| Exercise materials |
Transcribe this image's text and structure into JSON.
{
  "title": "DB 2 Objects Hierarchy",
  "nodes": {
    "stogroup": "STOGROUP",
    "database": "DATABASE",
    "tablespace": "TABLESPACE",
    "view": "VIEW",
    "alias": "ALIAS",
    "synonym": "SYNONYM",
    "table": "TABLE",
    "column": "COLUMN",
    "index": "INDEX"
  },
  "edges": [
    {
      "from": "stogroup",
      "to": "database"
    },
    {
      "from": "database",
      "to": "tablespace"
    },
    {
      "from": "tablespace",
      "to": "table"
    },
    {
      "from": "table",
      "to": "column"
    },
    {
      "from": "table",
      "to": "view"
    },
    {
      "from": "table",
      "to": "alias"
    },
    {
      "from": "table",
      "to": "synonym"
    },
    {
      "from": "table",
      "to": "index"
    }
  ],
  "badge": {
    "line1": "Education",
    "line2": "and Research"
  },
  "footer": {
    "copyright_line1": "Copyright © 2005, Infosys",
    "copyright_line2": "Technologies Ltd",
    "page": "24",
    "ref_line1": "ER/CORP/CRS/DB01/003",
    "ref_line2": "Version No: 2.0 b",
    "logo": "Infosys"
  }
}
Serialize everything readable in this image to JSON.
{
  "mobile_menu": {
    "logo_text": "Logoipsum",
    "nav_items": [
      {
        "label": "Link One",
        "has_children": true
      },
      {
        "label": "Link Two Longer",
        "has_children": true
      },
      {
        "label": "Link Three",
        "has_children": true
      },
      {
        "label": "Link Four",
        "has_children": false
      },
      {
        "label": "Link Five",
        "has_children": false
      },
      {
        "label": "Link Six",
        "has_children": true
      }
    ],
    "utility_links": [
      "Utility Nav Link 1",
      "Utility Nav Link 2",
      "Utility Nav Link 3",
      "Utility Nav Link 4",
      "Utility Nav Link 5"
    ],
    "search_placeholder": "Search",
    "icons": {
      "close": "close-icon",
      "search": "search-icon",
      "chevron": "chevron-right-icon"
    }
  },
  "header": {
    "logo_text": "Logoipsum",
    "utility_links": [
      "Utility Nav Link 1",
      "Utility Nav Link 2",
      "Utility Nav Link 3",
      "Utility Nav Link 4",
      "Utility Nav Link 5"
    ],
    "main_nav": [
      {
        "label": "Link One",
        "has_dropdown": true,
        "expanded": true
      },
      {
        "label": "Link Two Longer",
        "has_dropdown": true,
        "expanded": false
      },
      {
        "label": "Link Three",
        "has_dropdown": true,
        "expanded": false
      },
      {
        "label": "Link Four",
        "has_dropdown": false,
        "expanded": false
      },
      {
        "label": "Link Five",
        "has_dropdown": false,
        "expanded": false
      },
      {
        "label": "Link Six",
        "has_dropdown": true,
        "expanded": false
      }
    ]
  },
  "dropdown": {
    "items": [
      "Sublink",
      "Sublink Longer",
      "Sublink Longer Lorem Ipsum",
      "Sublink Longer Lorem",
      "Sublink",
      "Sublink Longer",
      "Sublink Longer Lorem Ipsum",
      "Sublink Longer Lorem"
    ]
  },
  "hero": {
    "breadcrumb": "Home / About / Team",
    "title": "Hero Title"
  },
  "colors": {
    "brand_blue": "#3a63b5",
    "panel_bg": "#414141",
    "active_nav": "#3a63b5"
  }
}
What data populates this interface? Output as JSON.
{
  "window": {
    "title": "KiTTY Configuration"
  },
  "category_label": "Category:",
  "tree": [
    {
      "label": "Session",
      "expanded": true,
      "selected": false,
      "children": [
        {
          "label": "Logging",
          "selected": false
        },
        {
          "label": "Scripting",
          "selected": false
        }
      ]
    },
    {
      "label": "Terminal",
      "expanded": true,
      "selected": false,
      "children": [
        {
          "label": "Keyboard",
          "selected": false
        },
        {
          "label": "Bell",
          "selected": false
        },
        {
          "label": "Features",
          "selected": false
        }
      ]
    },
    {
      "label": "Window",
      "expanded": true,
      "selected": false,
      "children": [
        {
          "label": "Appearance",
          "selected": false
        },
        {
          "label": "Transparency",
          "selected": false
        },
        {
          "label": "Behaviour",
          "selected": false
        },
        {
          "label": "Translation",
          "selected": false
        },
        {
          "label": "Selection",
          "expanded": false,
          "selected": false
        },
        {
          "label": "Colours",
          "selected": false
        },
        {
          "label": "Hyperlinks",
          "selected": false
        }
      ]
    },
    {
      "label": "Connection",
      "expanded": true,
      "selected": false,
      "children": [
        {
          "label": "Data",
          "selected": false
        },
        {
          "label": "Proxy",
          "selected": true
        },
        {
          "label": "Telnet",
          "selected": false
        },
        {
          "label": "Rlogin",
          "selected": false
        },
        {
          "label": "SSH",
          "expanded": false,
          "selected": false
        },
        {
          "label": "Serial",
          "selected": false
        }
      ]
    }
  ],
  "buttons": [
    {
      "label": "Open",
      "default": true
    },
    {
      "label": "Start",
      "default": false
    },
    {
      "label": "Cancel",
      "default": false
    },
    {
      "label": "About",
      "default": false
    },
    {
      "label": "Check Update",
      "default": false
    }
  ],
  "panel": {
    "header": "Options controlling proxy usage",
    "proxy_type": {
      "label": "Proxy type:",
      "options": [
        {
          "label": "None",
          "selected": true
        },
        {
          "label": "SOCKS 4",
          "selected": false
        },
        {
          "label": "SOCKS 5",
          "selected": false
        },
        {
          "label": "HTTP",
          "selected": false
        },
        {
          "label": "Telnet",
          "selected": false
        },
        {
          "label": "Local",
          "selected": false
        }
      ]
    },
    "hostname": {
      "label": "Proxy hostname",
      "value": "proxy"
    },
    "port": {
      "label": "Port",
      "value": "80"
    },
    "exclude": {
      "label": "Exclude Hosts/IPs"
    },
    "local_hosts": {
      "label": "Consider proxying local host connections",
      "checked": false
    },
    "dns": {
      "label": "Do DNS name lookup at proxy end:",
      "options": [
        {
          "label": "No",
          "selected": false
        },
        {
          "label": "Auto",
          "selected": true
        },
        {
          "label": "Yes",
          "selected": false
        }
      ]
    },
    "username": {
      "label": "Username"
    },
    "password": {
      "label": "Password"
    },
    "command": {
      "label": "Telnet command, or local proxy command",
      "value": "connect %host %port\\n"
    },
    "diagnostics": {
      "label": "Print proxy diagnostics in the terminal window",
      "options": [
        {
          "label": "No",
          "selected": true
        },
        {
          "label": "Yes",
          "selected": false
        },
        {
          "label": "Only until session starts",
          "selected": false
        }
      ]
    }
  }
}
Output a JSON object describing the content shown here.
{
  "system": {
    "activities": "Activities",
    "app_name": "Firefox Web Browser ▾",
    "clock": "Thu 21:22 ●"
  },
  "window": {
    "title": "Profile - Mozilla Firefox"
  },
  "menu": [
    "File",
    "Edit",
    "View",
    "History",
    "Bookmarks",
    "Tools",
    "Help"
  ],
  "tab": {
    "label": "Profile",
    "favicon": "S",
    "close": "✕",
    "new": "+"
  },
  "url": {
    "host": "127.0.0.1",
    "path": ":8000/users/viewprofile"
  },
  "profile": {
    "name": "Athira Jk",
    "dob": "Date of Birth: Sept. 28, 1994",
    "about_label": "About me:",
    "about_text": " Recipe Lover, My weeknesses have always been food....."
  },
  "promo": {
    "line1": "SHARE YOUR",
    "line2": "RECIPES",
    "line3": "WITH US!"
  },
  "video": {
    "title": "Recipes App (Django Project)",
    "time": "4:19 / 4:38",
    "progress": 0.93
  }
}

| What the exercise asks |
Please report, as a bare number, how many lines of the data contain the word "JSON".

| Solution below |
4